_Source records_
• • • •

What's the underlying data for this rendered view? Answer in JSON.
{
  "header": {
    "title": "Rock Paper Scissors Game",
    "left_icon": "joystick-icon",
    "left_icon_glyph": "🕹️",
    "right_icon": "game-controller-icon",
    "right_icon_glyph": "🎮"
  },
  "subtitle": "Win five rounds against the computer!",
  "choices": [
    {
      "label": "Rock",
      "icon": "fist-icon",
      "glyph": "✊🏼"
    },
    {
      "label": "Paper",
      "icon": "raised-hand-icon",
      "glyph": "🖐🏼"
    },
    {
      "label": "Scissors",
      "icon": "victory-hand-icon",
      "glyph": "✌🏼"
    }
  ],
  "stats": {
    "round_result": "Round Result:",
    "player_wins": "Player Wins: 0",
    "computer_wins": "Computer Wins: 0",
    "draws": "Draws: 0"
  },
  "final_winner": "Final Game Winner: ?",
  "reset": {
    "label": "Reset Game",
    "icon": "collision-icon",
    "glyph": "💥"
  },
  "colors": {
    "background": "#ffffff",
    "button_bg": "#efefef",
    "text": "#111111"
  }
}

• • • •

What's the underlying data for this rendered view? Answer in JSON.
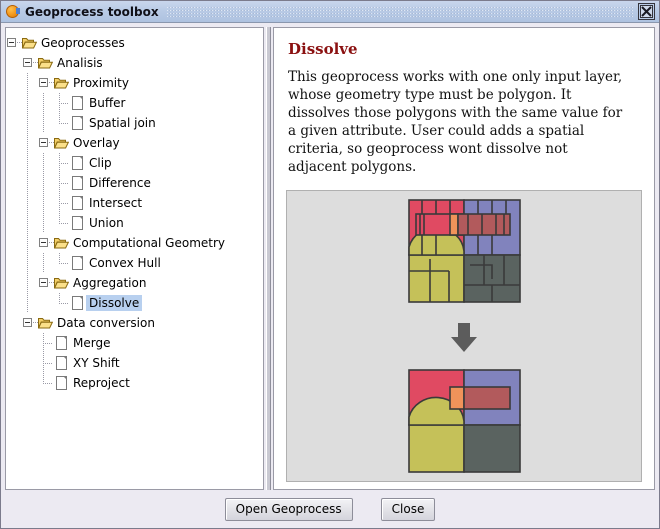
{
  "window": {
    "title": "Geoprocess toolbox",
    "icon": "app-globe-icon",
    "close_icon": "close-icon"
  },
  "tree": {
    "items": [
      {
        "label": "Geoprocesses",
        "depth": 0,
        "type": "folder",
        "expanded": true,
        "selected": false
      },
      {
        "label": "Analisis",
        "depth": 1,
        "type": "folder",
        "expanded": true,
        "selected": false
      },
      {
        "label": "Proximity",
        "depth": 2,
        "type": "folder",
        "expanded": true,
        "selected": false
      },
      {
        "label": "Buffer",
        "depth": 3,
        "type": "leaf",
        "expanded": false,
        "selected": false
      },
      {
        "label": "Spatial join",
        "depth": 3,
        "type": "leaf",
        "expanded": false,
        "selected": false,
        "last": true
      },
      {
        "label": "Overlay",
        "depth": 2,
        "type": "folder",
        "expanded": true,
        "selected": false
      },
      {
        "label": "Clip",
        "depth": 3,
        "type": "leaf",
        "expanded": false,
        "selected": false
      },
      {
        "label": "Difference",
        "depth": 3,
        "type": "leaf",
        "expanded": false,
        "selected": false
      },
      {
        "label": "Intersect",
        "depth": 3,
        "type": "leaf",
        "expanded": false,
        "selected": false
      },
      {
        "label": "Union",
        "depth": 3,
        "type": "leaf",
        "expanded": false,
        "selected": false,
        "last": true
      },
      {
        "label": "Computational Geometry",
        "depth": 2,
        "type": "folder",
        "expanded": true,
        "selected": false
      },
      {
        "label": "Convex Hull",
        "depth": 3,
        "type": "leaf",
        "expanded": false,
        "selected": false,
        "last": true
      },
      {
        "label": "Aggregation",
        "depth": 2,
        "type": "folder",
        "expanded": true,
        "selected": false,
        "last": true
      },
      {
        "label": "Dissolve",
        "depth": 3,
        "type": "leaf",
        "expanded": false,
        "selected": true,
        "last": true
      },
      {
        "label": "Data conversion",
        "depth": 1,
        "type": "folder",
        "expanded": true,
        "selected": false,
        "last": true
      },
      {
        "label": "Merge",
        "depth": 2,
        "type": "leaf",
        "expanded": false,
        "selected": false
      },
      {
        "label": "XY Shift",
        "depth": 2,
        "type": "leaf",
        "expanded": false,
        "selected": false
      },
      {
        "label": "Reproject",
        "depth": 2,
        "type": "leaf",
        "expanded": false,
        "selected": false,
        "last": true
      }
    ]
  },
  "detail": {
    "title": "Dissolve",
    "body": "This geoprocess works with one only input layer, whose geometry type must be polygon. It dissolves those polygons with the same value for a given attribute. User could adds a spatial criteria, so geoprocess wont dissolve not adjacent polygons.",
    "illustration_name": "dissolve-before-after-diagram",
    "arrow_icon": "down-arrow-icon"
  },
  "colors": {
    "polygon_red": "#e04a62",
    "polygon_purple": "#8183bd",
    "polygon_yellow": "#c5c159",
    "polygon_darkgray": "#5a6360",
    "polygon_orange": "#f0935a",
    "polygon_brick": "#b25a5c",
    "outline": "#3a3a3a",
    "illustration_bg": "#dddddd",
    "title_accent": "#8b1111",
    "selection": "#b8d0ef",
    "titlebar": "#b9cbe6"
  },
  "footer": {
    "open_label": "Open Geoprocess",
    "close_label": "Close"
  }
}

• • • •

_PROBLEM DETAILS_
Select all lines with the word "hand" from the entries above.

_REPLY_
      "icon": "raised-hand-icon",
      "icon": "victory-hand-icon",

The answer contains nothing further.